• [EXERCISE PROMPT]:
When you write out the listing below, keep each word exactly as it stands and drop the pictures.
═══ LISTED ENTRIES
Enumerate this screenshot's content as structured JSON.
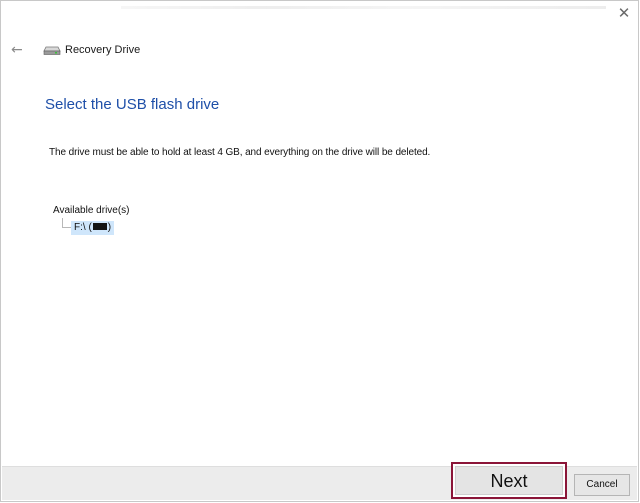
{
  "window": {
    "close_glyph": "✕",
    "back_glyph": "←"
  },
  "header": {
    "app_title": "Recovery Drive",
    "icon": "drive-icon"
  },
  "main": {
    "page_title": "Select the USB flash drive",
    "description": "The drive must be able to hold at least 4 GB, and everything on the drive will be deleted.",
    "drives_label": "Available drive(s)",
    "drives": [
      {
        "letter": "F:\\ (",
        "name": "(redacted)",
        "close": ")"
      }
    ]
  },
  "footer": {
    "next_label": "Next",
    "cancel_label": "Cancel"
  },
  "colors": {
    "title_blue": "#1e4fa8",
    "selection": "#cfe6fb",
    "highlight_border": "#8b1538",
    "footer_bg": "#ececec"
  }
}
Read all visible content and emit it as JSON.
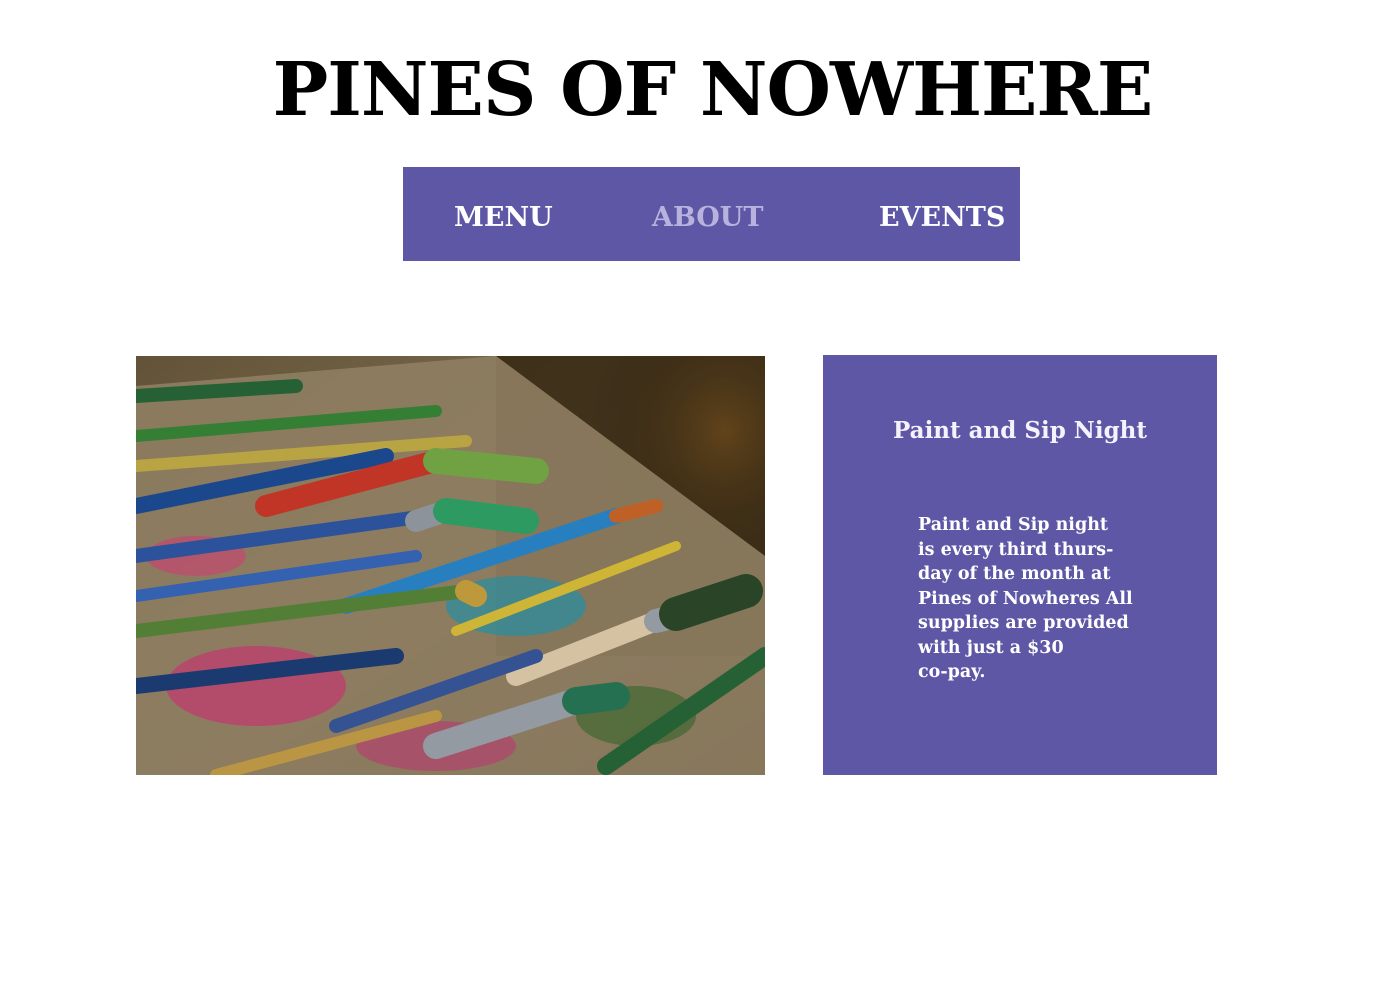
{
  "site": {
    "title": "PINES OF NOWHERE"
  },
  "nav": {
    "items": [
      {
        "label": "MENU"
      },
      {
        "label": "ABOUT"
      },
      {
        "label": "EVENTS"
      }
    ],
    "colors": {
      "background": "#5e57a6",
      "text": "#ffffff",
      "active_text": "#b8b3de"
    }
  },
  "hero_image": {
    "subject": "paint-brushes-photo"
  },
  "event": {
    "title": "Paint and Sip Night",
    "description": "Paint and Sip night\nis every third thurs-\nday of the month at\nPines of Nowheres All\nsupplies are provided\nwith just a $30\nco-pay.",
    "background": "#5e57a6"
  }
}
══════
• [COMPLETED EXERCISE]:
Enumerate this screenshot's content as structured JSON.
{
  "window": {
    "close_glyph": "✕",
    "back_glyph": "←"
  },
  "header": {
    "app_title": "Recovery Drive",
    "icon": "drive-icon"
  },
  "main": {
    "page_title": "Select the USB flash drive",
    "description": "The drive must be able to hold at least 4 GB, and everything on the drive will be deleted.",
    "drives_label": "Available drive(s)",
    "drives": [
      {
        "letter": "F:\\ (",
        "name": "(redacted)",
        "close": ")"
      }
    ]
  },
  "footer": {
    "next_label": "Next",
    "cancel_label": "Cancel"
  },
  "colors": {
    "title_blue": "#1e4fa8",
    "selection": "#cfe6fb",
    "highlight_border": "#8b1538",
    "footer_bg": "#ececec"
  }
}
Read all visible content and emit it as JSON.
{
  "site": {
    "title": "PINES OF NOWHERE"
  },
  "nav": {
    "items": [
      {
        "label": "MENU"
      },
      {
        "label": "ABOUT"
      },
      {
        "label": "EVENTS"
      }
    ],
    "colors": {
      "background": "#5e57a6",
      "text": "#ffffff",
      "active_text": "#b8b3de"
    }
  },
  "hero_image": {
    "subject": "paint-brushes-photo"
  },
  "event": {
    "title": "Paint and Sip Night",
    "description": "Paint and Sip night\nis every third thurs-\nday of the month at\nPines of Nowheres All\nsupplies are provided\nwith just a $30\nco-pay.",
    "background": "#5e57a6"
  }
}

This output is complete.